Another of the vines of the forest is called Partridge-berry. Rubies are hidden among its foliage, and if you eat of this fruit, you will grow wise in the wisdom of birds. You will know where the oven-bird secretes her nest, and where the wood-cock dances in the air at night; the drumming-log of the ruffed grouse will be easy to find, and you will see the dark lodges of the evergreen thickets inhabited by hundreds of warblers. There will be no dead silence for you in the forest, any longer, but you will hear sweet and delicate voices on every side, voices that you know and love; you will catch the key-note of the silver flute of the woodthrush, and the silver harp of the veery, and the silver bells of the hermit; and something in your heart will answer to them all. In the frosty stillness of October nights you will see the airy tribes flitting across the moon, following the secret call that guides them southward. In the calm brightness of winter sunshine, filling sheltered copses with warmth and cheer, you will watch the lingering blue-birds and robins and song-sparrows playing at summer, while the chickadees and the juncos and the cross-bills make merry in the windswept fields. In the lucent mornings of April you will hear your old friends coming home to you, Phoebe, and Oriole, and Yellow-Throat, and Red-Wing, and Tanager, and Cat-Bird. When they call to you and greet you, you will understand that Nature knows a secret for which man has never found a word–the secret that tells itself in song.

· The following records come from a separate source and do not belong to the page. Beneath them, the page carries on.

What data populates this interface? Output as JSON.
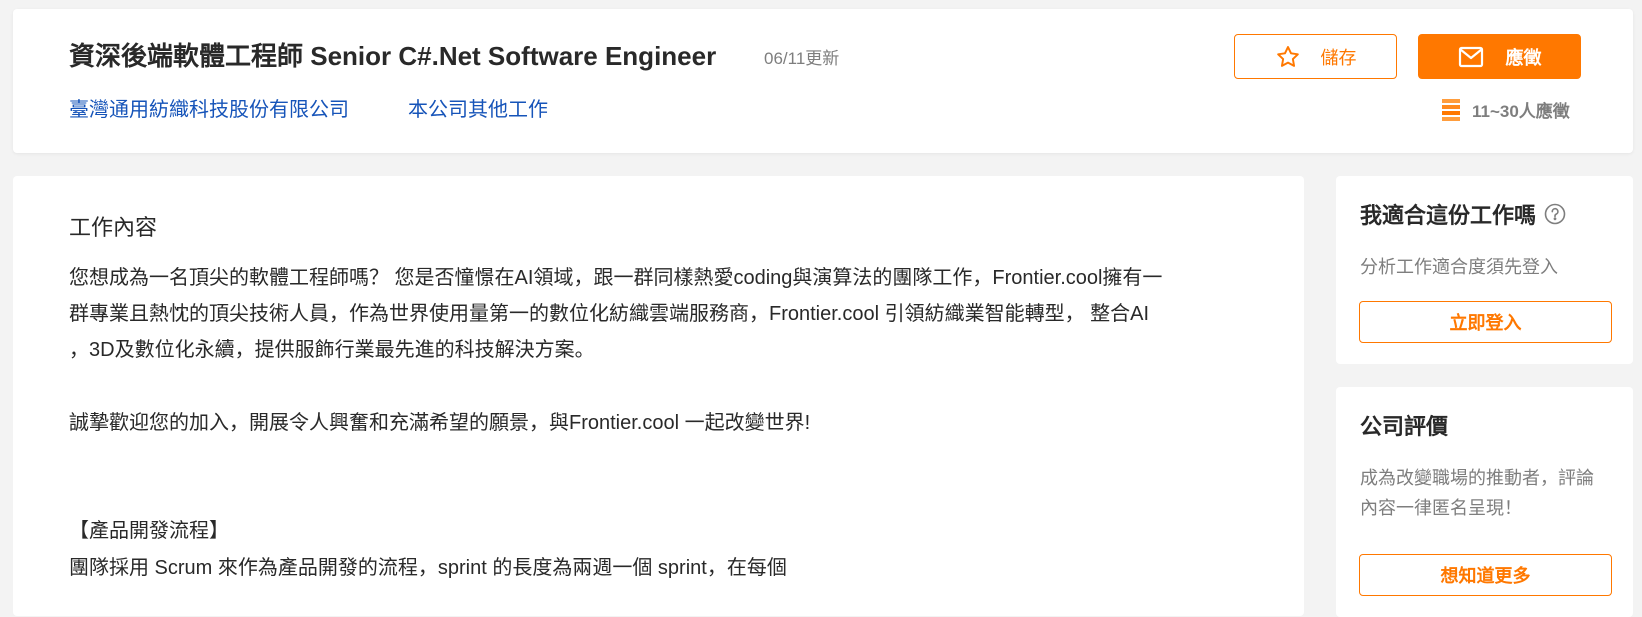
{
  "header": {
    "job_title": "資深後端軟體工程師 Senior C#.Net Software Engineer",
    "update_date": "06/11更新",
    "company_name": "臺灣通用紡織科技股份有限公司",
    "other_jobs": "本公司其他工作",
    "save_label": "儲存",
    "apply_label": "應徵",
    "applicants": "11~30人應徵",
    "accent_color": "#ff7800",
    "link_color": "#1654b9"
  },
  "job_content": {
    "title": "工作內容",
    "lines": [
      "您想成為一名頂尖的軟體工程師嗎？ 您是否憧憬在AI領域，跟一群同樣熱愛coding與演算法的團隊工作，Frontier.cool擁有一",
      "群專業且熱忱的頂尖技術人員，作為世界使用量第一的數位化紡織雲端服務商，Frontier.cool 引領紡織業智能轉型， 整合AI",
      "，3D及數位化永續，提供服飾行業最先進的科技解決方案。",
      "誠摯歡迎您的加入，開展令人興奮和充滿希望的願景，與Frontier.cool 一起改變世界!",
      "【產品開發流程】",
      "團隊採用 Scrum 來作為產品開發的流程，sprint 的長度為兩週一個 sprint，在每個"
    ]
  },
  "fit_card": {
    "title": "我適合這份工作嗎",
    "text": "分析工作適合度須先登入",
    "button": "立即登入"
  },
  "review_card": {
    "title": "公司評價",
    "text_line1": "成為改變職場的推動者，評論",
    "text_line2": "內容一律匿名呈現！",
    "button": "想知道更多"
  }
}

The third of the forest-vines is Wood-Magic. It bears neither flower nor fruit. Its leaves are hardly to be distinguished from the leaves of the other vines. Perhaps they are a little rounder than the Snowberry’s, a little more pointed than the Partridge-berry’s; sometimes you might mistake them for the one, sometimes for the other. No marks of warning have been written upon them. If you find them it is your fortune; if you taste them it is your fate.